The National Parents Organization ranked states in how their family laws help facilitate shared parenting, and North Carolina appears to be one of the worst. When involved in or considering a divorce, you may wish to learn more about requesting shared custody of your children. Without incorporating your parenting hopes into your divorce plans, the court may not award you equal rights in raising your children and participating in their lives in the manner you would prefer.

As noted by Parents magazine and according to the ranking report, North Carolina received a grade of D- by the National Parents Organization. Approximately 17 states ranked nearly on the same level as the Tar Heel State. This group of states reportedly does not have statutes promoting shared parenting responsibilities between divorced parents. The low-ranking states also lack an official policy that promotes children spending at least one-third of their time with each one of their parents separately.

To maintain and strengthen bonds with your children, you may need to request joint custody of your kids during the divorce procedure. Family court judges will consider a joint custody order if one parent requests it. There is, however, no requirement for the court to award shared custody; you must provide facts and reasons for why you prefer a joint custody arrangement.

The study conducted by the National Parents Organization revealed that a child’s well-being is more assured when he or she spends time with both of their parents.

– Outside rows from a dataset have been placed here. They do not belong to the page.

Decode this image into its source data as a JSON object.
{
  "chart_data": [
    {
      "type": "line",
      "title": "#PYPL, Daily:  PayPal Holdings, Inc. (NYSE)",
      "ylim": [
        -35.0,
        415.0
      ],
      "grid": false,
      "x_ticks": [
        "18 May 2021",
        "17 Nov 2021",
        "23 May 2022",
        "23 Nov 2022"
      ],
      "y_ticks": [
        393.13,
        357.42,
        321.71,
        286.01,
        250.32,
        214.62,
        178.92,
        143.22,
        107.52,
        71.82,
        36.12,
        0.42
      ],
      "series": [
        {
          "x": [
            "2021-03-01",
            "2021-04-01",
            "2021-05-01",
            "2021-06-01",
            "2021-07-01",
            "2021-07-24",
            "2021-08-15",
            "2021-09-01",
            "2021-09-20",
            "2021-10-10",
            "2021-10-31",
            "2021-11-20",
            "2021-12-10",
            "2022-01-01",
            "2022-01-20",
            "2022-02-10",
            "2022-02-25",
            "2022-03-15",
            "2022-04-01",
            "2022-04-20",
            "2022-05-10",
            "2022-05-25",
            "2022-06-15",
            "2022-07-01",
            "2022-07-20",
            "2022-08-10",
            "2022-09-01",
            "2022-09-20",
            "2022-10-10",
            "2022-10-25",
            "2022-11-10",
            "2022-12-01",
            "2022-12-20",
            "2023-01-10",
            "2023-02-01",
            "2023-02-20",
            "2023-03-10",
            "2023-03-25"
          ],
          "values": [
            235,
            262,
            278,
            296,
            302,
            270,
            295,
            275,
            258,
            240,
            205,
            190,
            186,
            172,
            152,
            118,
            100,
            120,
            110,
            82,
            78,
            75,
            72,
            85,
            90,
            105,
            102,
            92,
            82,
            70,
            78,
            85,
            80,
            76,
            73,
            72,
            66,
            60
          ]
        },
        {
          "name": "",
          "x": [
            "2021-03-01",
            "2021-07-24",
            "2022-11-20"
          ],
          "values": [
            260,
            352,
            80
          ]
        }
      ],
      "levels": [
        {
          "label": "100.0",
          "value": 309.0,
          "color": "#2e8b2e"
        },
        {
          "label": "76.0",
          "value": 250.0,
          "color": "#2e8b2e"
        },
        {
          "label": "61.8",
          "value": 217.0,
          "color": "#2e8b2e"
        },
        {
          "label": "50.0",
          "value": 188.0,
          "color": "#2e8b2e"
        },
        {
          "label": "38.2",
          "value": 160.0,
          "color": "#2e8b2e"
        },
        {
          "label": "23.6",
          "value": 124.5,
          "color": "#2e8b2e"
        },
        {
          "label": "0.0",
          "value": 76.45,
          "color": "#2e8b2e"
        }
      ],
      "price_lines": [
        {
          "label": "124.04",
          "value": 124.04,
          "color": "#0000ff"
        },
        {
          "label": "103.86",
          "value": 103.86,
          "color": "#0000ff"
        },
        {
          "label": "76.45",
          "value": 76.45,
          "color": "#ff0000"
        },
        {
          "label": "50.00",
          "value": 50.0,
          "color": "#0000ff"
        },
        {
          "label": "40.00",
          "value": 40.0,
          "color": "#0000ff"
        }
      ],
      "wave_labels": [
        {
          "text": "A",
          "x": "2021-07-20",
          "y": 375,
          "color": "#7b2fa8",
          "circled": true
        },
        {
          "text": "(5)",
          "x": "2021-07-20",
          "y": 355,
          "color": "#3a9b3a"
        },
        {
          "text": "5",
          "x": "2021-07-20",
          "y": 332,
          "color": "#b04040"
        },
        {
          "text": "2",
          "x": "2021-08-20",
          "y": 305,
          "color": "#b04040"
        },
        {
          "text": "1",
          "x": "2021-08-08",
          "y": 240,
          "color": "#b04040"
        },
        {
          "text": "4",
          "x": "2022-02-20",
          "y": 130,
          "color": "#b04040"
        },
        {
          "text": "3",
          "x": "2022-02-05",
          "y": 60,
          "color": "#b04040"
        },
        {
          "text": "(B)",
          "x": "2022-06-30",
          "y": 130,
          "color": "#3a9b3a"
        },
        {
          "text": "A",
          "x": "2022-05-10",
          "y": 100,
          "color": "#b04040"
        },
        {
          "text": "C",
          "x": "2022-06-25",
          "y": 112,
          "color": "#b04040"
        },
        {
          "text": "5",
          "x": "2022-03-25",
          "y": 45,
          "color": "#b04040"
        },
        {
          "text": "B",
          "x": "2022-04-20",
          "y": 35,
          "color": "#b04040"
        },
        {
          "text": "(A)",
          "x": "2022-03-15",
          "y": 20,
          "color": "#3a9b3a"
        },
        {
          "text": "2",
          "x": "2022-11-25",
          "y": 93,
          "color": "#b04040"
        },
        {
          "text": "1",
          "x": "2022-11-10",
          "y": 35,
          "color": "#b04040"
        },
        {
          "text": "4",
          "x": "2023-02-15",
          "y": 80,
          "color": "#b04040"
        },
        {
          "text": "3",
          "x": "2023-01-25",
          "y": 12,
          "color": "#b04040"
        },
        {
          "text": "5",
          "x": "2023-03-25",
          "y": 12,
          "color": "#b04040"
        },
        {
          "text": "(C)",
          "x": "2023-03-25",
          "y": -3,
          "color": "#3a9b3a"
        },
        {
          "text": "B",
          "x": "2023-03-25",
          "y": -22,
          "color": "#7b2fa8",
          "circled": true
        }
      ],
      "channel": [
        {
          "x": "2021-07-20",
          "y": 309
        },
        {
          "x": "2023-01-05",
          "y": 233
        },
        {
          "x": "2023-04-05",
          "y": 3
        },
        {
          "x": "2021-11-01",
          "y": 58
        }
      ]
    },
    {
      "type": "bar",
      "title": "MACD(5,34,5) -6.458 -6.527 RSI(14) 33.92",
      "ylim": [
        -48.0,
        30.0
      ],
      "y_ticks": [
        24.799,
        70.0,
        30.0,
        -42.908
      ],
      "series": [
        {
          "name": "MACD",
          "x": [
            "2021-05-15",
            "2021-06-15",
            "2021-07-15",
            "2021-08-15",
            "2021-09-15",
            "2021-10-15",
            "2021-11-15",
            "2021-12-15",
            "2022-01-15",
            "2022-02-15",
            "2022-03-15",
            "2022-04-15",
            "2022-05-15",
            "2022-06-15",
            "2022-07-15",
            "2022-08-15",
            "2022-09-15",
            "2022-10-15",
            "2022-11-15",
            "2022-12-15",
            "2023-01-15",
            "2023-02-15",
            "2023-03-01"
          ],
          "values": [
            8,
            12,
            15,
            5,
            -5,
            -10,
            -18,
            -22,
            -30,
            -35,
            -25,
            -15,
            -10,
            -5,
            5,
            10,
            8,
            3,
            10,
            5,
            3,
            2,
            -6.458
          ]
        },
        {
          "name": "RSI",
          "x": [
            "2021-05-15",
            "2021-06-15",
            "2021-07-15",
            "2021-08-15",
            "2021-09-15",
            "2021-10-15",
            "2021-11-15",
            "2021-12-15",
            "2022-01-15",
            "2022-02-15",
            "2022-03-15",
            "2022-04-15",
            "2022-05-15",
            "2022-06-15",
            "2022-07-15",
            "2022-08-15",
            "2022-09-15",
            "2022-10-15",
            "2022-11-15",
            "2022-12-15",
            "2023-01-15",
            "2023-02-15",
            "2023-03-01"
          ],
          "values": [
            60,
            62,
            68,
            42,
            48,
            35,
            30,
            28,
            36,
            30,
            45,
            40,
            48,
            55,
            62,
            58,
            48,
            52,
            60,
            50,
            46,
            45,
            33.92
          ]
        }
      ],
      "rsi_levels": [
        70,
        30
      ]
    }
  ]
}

If you need to request joint custody, working out a plan with your soon-to-be ex-spouse before finalizing a divorce may help.

The information provided is for educational purposes only and not intended as legal advice.